### Your task
For each line of the data below, copy it if it holds the word "бронированию".

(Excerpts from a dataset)
★ ★ ★
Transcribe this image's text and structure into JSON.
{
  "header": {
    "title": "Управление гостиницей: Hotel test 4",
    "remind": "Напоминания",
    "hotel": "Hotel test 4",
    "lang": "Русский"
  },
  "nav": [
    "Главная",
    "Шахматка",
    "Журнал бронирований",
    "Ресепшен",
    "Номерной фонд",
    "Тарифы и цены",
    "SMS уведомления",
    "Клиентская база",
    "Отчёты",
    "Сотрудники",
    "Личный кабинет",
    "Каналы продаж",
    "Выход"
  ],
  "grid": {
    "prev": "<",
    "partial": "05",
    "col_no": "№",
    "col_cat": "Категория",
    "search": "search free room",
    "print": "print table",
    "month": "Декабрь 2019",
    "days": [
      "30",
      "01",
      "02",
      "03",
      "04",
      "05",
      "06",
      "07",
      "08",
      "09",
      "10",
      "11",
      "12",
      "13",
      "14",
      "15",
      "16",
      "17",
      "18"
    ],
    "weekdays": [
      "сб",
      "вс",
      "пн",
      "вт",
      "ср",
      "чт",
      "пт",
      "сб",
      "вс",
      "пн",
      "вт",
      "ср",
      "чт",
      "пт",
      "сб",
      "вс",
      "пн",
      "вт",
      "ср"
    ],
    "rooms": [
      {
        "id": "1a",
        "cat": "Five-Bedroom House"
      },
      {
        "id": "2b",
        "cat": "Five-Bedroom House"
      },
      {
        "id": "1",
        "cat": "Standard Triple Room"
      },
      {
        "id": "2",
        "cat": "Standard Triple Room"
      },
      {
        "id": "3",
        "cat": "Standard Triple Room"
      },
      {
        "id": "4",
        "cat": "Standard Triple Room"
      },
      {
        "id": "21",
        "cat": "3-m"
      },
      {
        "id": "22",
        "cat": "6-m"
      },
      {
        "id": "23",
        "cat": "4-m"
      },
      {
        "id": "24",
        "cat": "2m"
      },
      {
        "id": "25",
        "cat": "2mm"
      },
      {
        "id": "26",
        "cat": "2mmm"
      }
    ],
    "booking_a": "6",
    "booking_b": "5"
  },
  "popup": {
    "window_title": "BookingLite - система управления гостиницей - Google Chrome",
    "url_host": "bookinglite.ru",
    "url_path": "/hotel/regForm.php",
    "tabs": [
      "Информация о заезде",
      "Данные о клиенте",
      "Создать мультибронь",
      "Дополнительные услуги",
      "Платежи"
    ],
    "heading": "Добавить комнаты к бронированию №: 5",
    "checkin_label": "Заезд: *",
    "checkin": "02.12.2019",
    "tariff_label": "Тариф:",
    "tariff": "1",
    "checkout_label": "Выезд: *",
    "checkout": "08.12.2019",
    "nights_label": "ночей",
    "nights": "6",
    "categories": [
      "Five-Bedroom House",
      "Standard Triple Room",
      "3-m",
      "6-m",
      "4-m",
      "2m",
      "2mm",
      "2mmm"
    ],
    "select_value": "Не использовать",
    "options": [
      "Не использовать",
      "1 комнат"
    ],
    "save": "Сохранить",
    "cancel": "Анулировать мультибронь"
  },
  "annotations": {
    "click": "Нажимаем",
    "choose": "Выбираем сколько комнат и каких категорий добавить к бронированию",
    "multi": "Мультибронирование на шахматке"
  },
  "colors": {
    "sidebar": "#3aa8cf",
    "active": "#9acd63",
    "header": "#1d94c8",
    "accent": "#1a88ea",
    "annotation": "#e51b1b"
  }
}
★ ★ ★
### Result of the task
    "heading": "Добавить комнаты к бронированию №: 5",
    "choose": "Выбираем сколько комнат и каких категорий добавить к бронированию",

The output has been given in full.